TASK DETAILS
Sift through the material below and return the lines with "JSON".

LISTED ENTRIES
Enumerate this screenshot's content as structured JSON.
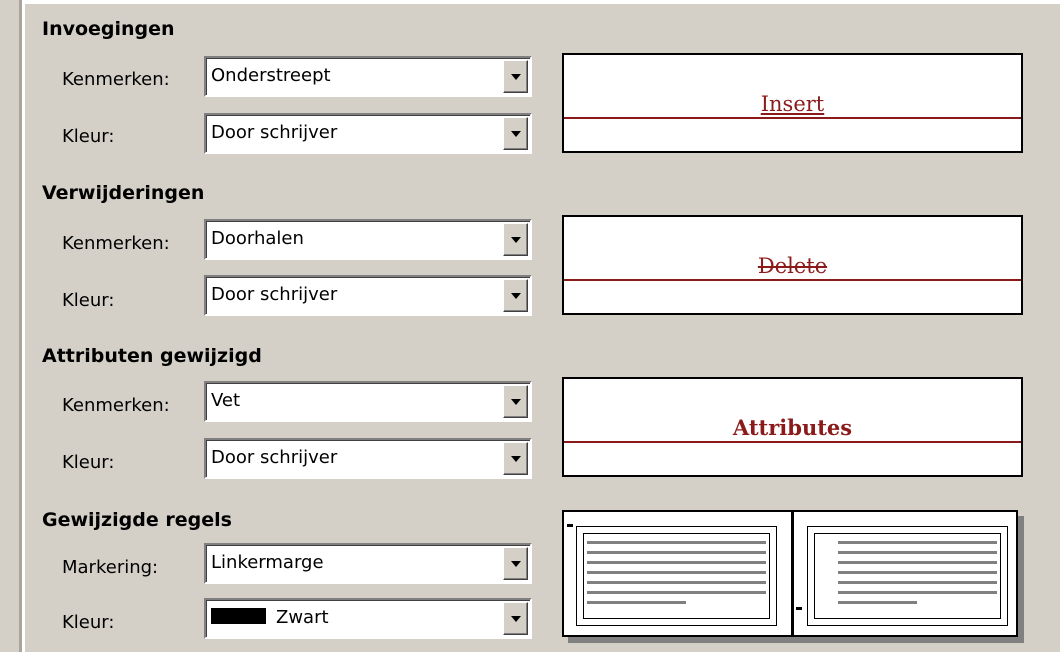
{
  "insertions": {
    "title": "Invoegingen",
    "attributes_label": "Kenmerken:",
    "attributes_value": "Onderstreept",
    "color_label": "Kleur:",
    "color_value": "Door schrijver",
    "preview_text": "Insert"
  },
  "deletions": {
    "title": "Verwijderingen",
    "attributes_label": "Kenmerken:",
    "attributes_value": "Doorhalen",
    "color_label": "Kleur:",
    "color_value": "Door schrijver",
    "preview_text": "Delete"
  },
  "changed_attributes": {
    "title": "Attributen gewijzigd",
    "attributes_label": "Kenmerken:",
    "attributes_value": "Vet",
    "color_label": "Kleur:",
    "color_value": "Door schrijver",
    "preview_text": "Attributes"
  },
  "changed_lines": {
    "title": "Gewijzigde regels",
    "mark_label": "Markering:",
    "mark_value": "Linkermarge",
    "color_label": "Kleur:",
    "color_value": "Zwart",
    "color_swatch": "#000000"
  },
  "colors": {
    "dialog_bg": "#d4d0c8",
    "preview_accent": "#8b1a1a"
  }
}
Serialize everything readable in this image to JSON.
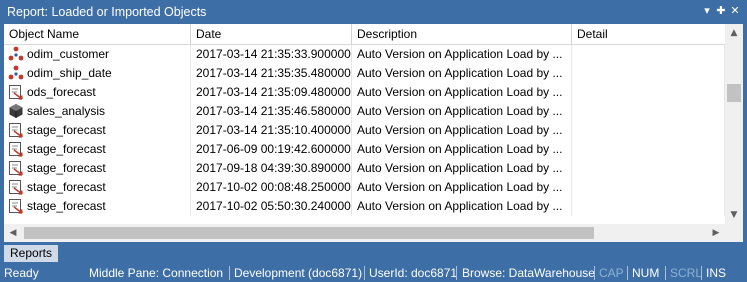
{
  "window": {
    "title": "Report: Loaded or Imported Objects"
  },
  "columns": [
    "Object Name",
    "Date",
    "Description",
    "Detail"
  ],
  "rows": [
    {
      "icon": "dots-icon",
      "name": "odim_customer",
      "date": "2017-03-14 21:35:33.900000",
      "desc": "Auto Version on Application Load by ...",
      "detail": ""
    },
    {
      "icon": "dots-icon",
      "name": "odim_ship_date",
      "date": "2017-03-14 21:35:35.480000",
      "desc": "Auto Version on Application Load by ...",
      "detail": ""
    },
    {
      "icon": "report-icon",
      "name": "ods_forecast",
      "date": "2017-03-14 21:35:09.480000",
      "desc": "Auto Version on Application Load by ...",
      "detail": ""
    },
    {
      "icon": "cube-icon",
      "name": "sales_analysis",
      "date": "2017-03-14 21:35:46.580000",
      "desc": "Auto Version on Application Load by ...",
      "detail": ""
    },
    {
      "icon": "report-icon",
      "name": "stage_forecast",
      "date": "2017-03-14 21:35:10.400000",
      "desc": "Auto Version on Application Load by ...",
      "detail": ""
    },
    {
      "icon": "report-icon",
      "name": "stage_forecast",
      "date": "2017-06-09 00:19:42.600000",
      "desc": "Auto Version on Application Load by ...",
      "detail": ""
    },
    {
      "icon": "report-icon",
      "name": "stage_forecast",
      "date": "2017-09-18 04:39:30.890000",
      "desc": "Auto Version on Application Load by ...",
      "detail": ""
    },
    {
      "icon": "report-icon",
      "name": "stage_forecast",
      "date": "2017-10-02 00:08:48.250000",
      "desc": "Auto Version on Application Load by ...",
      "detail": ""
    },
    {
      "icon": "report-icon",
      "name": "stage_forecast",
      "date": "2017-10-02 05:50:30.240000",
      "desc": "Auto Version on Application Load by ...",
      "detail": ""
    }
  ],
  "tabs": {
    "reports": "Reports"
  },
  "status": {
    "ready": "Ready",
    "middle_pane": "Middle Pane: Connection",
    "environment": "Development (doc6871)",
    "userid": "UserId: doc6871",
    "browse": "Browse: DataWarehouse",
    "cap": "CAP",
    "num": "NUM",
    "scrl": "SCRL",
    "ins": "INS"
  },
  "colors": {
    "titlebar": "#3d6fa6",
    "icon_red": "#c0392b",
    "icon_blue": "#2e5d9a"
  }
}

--

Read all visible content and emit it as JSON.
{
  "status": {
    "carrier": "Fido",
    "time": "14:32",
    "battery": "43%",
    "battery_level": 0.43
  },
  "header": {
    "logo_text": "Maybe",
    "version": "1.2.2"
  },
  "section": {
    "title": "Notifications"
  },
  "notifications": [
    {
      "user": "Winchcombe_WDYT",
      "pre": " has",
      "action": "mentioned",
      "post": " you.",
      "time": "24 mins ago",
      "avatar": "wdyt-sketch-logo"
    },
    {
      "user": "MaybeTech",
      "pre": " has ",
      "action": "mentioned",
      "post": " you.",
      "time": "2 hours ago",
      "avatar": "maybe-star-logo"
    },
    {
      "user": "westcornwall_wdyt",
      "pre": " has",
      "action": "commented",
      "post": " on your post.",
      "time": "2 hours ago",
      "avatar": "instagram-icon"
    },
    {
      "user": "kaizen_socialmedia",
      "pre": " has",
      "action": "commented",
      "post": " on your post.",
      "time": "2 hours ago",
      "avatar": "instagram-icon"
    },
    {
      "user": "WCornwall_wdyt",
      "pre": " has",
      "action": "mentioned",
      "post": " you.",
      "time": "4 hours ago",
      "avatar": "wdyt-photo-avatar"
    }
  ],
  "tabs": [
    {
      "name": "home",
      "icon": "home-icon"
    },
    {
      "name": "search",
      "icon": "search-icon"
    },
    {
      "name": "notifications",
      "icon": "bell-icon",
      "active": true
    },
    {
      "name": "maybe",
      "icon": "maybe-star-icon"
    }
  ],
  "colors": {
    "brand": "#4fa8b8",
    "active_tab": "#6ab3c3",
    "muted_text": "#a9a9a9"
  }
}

EXERCISE RESPONSE
Enumerate this screenshot's content as structured JSON.
Serialize everything readable in this image to JSON.
Read all visible content and emit it as JSON.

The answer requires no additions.